When Andrew Dudley, now 41, graduated from high school in the Chicago suburb of Oak Park, Ill., most of his pals from playing football and basketball skipped college and headed right to the Chicago Board of Trade. By the time he returned with a degree in economics from Yale, his buddies were already getting rich trading futures contracts.
Dudley joined them, starting at the edge, relaying orders from investors on the phone to traders in the pits, using hand signals. But the mathematically-inclined Dudley soon found he was more interested in what the callers had to say than the rough-and-tumble trading of the CBOT. Earning an MBA at the University of Chicago, he moved to Boston and went to work in the mutual-fund business.

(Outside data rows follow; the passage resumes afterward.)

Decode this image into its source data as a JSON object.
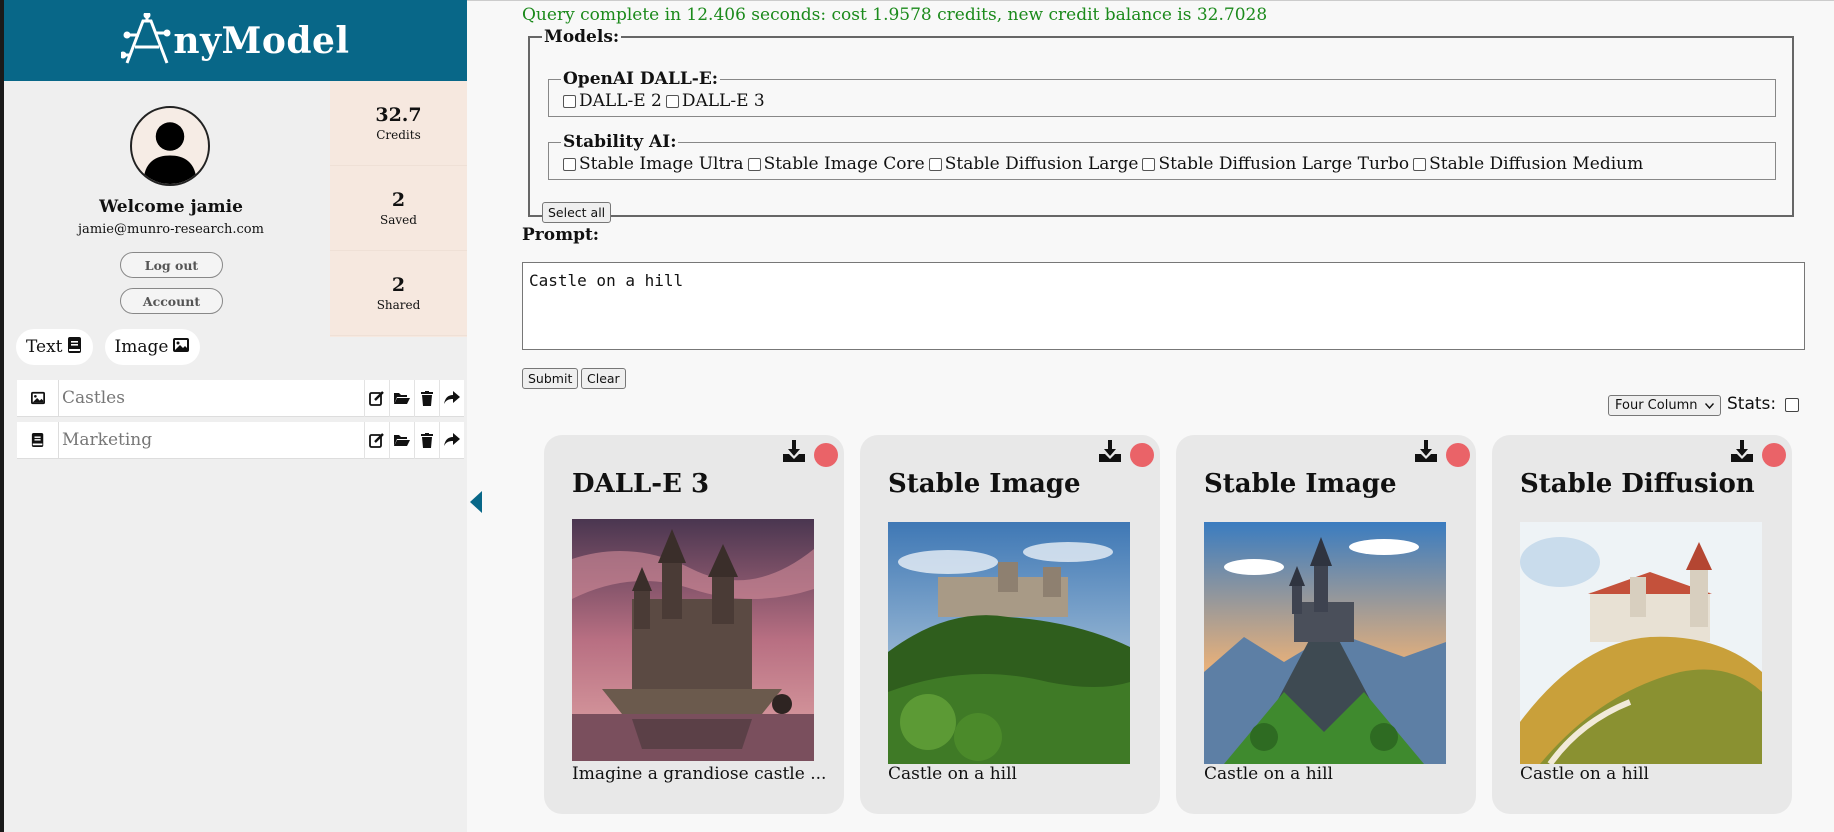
{
  "app": {
    "brand_rest": "nyModel",
    "brand_color": "#086788"
  },
  "user": {
    "welcome": "Welcome jamie",
    "email": "jamie@munro-research.com",
    "logout_label": "Log out",
    "account_label": "Account"
  },
  "stats": [
    {
      "value": "32.7",
      "label": "Credits"
    },
    {
      "value": "2",
      "label": "Saved"
    },
    {
      "value": "2",
      "label": "Shared"
    }
  ],
  "mode_tabs": [
    {
      "label": "Text",
      "icon": "book-icon"
    },
    {
      "label": "Image",
      "icon": "image-icon"
    }
  ],
  "folders": [
    {
      "name": "Castles",
      "icon": "image-icon"
    },
    {
      "name": "Marketing",
      "icon": "book-icon"
    }
  ],
  "status_message": "Query complete in 12.406 seconds: cost 1.9578 credits, new credit balance is 32.7028",
  "models": {
    "legend": "Models:",
    "groups": [
      {
        "legend": "OpenAI DALL-E:",
        "options": [
          "DALL-E 2",
          "DALL-E 3"
        ]
      },
      {
        "legend": "Stability AI:",
        "options": [
          "Stable Image Ultra",
          "Stable Image Core",
          "Stable Diffusion Large",
          "Stable Diffusion Large Turbo",
          "Stable Diffusion Medium"
        ]
      }
    ],
    "select_all_label": "Select all"
  },
  "prompt": {
    "label": "Prompt:",
    "value": "Castle on a hill",
    "submit_label": "Submit",
    "clear_label": "Clear"
  },
  "view": {
    "layout_value": "Four Column",
    "stats_label": "Stats:"
  },
  "results": [
    {
      "title": "DALL-E 3",
      "caption": "Imagine a grandiose castle ..."
    },
    {
      "title": "Stable Image",
      "caption": "Castle on a hill"
    },
    {
      "title": "Stable Image",
      "caption": "Castle on a hill"
    },
    {
      "title": "Stable Diffusion",
      "caption": "Castle on a hill"
    }
  ]
}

For the past nine years, he has put his skills to work with great success on the $5.5 billion Fidelity Short Term Bond Fund. The fund, a first time winner in the Standard & Poor's/BusinessWeek Excellence in Fund Management awards, gained 4.4% a year during the 2001-05 period, while taking less risk than competitors, according to Standard & Poor's.
Dudley is one of the stars of Fidelity's fixed-income shop, which is based in Merrimack, N.H., 60 miles north of the firm's equity managers in downtown Boston. He and other Fidelity managers generally eschew making bets on where interest rates are headed. Instead, with dozens of credit analysts at his disposal, Dudley focuses on picking corporate bonds poised to improve, and avoiding those that may be deteriorating.
The great fear roiling the corporate bond market today is the increase in leveraged buyouts, fueled by billions of dollars sitting in private equity funds. In an LBO, companies are loaded up with debt, which usually leads to ratings downgrades and lower prices for existing bondholders. Dudley says the fear has created some opportunities. "There's a little hyperbole in the market," he says. "I learned back at the Board of Trade that there are no bad bonds, just bad prices."
Still, while Dudley once put up 1% of the fund into the bonds of a single company, he has lowered his maximum bet on any one company to half as much. "That's just good diversification, when you don't know exactly where the [LBO] risk issues may hit," he says.
Drawing on other Fidelity expertise, his fund also contains substantial holdings of Treasuries, and mortgage-backed and asset-backed securities. Shifting among the bond-market sectors has paid off. The fund had almost half its assets in corporate bonds at the end of 2002, after Enron's bankruptcy and other blow-ups pushed yields there to historic highs.
Today, with corporate yields at historically low levels relative to Treasuries, the fund's exposure has been cut to almost 20%. "We're rotating to where we think we're getting paid for the risk we're taking," says Dudley. It's an approach that has paid off for shareholders quite well.